To the Editor.—
Species of Fusarium are important plant pathogens and common soil fungi and are usually considered opportunistic fungi in humans. Infection of the skin, nails, and cornea1,2 have been reported, but deep invasion or disseminated infection3,4 are rare. Most Fusarium species isolated from burn patients are Fusarium monilis5 or Fusarium oxysporum.6 Similar species of Fusarium are also found in a few cases in which this fungal infection induces granuloma formation of skin.7 In our case, Fusarium roseum8 is thought to be the primary pathogen that caused the formation of an annular, granulomatous skin lesion.
Report of a Case.—

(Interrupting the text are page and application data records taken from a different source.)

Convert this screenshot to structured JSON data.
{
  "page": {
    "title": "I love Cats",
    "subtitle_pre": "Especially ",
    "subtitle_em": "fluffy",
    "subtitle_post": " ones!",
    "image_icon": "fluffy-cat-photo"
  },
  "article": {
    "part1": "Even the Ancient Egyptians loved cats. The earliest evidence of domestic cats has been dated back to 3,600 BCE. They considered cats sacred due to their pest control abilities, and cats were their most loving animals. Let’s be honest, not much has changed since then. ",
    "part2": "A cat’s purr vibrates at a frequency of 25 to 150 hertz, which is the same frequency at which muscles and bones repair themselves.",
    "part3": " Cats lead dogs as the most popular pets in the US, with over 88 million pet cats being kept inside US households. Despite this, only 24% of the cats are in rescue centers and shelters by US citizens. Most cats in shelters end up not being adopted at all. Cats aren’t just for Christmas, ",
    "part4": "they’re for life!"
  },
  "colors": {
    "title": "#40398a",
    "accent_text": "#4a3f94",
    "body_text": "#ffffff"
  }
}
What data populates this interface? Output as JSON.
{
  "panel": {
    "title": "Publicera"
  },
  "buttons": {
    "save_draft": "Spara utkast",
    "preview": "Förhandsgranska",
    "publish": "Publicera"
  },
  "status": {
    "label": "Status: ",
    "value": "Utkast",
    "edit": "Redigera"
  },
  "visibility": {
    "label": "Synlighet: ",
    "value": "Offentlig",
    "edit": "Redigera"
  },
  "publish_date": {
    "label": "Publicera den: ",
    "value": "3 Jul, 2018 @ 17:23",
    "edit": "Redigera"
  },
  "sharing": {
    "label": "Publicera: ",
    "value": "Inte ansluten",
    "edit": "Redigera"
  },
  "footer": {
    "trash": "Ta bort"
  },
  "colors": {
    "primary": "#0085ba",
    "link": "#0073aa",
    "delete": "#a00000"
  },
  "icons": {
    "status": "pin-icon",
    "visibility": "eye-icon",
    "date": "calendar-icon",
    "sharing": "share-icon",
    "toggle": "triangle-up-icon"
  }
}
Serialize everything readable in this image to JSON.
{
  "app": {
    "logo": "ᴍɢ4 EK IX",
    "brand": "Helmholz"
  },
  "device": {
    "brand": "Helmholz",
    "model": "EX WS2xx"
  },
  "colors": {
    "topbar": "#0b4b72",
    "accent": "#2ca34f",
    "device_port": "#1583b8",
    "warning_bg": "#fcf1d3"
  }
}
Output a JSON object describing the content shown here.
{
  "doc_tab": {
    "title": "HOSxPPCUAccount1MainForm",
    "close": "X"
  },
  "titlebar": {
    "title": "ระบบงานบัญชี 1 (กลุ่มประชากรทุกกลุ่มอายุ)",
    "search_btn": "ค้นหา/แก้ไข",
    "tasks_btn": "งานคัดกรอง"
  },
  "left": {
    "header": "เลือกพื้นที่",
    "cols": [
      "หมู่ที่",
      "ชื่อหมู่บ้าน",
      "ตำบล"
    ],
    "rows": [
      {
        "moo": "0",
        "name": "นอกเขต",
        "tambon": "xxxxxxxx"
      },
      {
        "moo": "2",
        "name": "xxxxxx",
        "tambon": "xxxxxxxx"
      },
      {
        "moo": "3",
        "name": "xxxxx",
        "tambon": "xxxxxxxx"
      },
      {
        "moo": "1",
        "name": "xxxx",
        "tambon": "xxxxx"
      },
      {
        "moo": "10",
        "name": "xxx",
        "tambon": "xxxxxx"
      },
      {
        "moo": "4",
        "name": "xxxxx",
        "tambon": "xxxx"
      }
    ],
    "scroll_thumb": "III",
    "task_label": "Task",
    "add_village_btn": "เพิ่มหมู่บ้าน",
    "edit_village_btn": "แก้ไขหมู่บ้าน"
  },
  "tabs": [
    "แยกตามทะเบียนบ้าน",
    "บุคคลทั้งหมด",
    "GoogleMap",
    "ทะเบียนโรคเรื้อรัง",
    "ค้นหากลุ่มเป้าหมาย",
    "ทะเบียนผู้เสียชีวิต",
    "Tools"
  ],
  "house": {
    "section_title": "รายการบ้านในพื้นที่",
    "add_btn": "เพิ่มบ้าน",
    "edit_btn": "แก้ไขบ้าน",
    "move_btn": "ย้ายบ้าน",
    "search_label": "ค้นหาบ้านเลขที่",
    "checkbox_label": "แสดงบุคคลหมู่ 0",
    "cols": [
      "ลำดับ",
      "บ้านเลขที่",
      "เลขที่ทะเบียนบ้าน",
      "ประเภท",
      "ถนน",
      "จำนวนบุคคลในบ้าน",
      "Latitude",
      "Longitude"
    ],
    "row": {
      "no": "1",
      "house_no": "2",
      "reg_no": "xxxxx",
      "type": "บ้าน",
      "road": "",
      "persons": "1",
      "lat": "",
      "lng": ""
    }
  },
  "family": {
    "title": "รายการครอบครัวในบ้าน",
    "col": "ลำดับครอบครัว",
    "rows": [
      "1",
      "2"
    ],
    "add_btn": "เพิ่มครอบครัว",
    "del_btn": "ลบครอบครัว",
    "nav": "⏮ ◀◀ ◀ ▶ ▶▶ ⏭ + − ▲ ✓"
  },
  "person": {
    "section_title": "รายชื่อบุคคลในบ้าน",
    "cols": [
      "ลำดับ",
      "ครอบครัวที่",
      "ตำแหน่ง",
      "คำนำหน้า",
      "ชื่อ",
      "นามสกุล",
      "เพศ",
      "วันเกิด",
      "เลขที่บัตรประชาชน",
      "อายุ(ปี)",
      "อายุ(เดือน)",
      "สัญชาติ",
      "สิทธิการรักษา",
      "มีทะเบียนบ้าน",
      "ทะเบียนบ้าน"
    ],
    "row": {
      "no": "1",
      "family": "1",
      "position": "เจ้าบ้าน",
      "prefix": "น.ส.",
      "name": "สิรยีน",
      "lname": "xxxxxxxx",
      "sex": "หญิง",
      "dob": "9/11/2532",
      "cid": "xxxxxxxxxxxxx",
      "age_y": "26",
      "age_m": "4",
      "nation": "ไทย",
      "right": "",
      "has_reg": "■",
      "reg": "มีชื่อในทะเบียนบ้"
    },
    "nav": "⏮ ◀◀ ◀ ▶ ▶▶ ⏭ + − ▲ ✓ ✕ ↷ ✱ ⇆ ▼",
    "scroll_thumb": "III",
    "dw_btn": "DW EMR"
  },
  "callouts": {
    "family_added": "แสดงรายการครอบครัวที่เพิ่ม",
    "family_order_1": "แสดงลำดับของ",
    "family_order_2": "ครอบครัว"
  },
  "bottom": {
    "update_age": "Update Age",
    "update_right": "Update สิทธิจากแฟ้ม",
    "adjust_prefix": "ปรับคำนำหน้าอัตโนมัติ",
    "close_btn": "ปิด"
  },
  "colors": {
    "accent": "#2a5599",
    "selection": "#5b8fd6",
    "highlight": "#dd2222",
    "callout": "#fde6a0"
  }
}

A 65-year-old farmer in Taiwan was first seen in March 1985 for a progressively enlarging skin lesion. In October 1984, he suffered a traumatic injury that caused a minor abrasion wound on his left forearm. The patient applied herbal medications topically. The wound did
Ooi S, Chen T, Huang T, Chang H, Hsieh H. Granuloma Annulare-like Skin Lesion due to Fusarium roseum: Therapy With Ketoconazole. Arch Dermatol. 1987;123(2):167–168. doi:10.1001/archderm.1987.01660260035009
Coronavirus Resource Center
Customize your JAMA Network experience by selecting one or more topics from the list below.